» WORK TO BE COMPLETED:
Every line below that mentions the word "label" should be copied out.

··· THE RECORDS

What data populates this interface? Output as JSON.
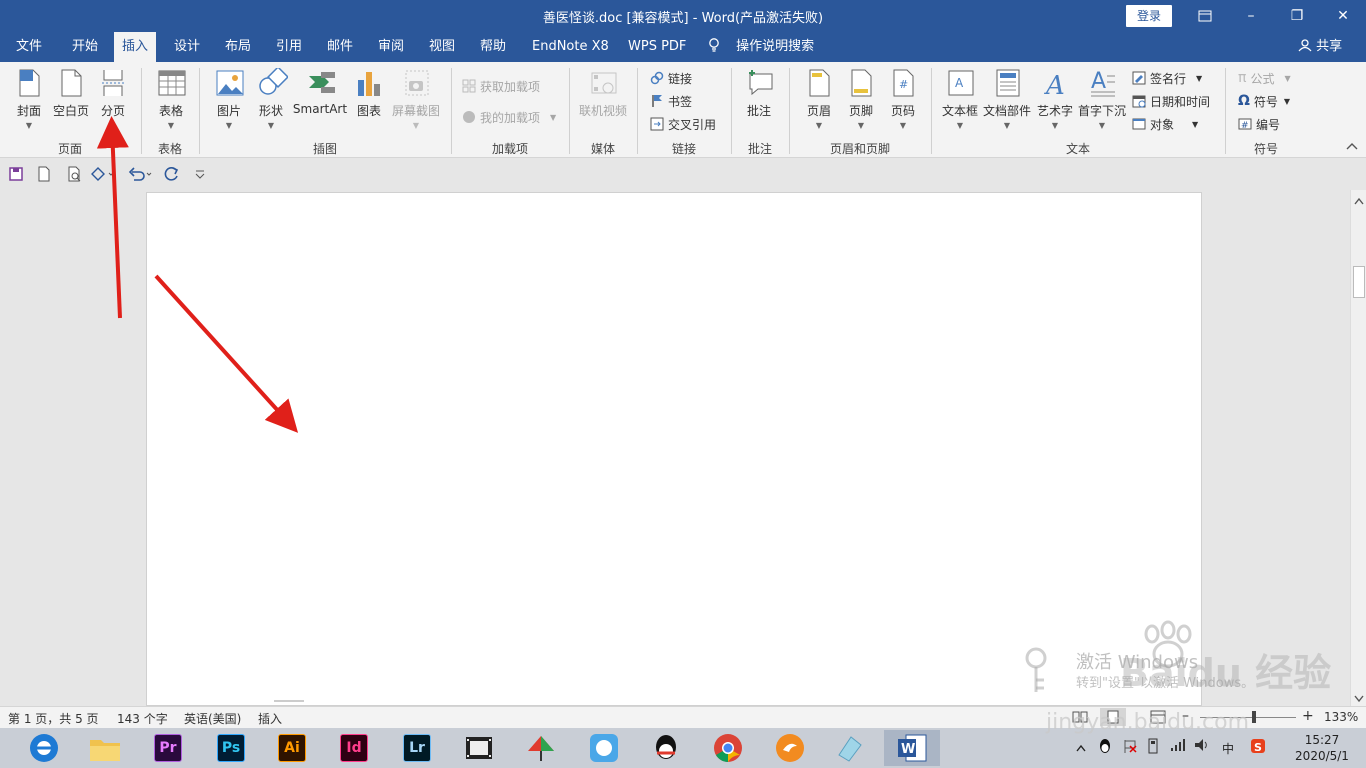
{
  "titlebar": {
    "title": "善医怪谈.doc [兼容模式]  -  Word(产品激活失败)",
    "login": "登录",
    "ribbon_display_icon": "ribbon-display-icon",
    "minimize": "–",
    "restore": "❐",
    "close": "✕"
  },
  "menu": {
    "tabs": [
      "文件",
      "开始",
      "插入",
      "设计",
      "布局",
      "引用",
      "邮件",
      "审阅",
      "视图",
      "帮助",
      "EndNote X8",
      "WPS PDF"
    ],
    "active": "插入",
    "search": "操作说明搜索",
    "share": "共享"
  },
  "ribbon": {
    "pages": {
      "cover": "封面",
      "blank": "空白页",
      "break": "分页",
      "label": "页面"
    },
    "tables": {
      "table": "表格",
      "label": "表格"
    },
    "illustrations": {
      "picture": "图片",
      "shapes": "形状",
      "smartart": "SmartArt",
      "chart": "图表",
      "screenshot": "屏幕截图",
      "label": "插图"
    },
    "addins": {
      "get": "获取加载项",
      "mine": "我的加载项",
      "label": "加载项"
    },
    "media": {
      "video": "联机视频",
      "label": "媒体"
    },
    "links": {
      "link": "链接",
      "bookmark": "书签",
      "crossref": "交叉引用",
      "label": "链接"
    },
    "comments": {
      "comment": "批注",
      "label": "批注"
    },
    "header_footer": {
      "header": "页眉",
      "footer": "页脚",
      "page_number": "页码",
      "label": "页眉和页脚"
    },
    "text": {
      "textbox": "文本框",
      "quickparts": "文档部件",
      "wordart": "艺术字",
      "dropcap": "首字下沉",
      "signature": "签名行",
      "datetime": "日期和时间",
      "object": "对象",
      "label": "文本"
    },
    "symbols": {
      "equation": "公式",
      "symbol": "符号",
      "number": "编号",
      "label": "符号"
    }
  },
  "statusbar": {
    "page": "第 1 页，共 5 页",
    "words": "143 个字",
    "language": "英语(美国)",
    "mode": "插入",
    "zoom": "133%"
  },
  "taskbar": {
    "apps": [
      "Pr",
      "Ps",
      "Ai",
      "Id",
      "Lr"
    ],
    "ime": "中",
    "time": "15:27",
    "date": "2020/5/1"
  },
  "watermark": {
    "activate": "激活 Windows",
    "activate_sub": "转到\"设置\"以激活 Windows。",
    "site": "jingyan.baidu.com",
    "brand": "Baidu 经验"
  },
  "colors": {
    "accent": "#2b579a",
    "arrow": "#e0201a"
  }
}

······

» EXERCISE RESULT:
      "label": "页面"
      "label": "表格"
      "label": "插图"
      "label": "加载项"
      "label": "媒体"
      "label": "链接"
      "label": "批注"
      "label": "页眉和页脚"
      "label": "文本"
      "label": "符号"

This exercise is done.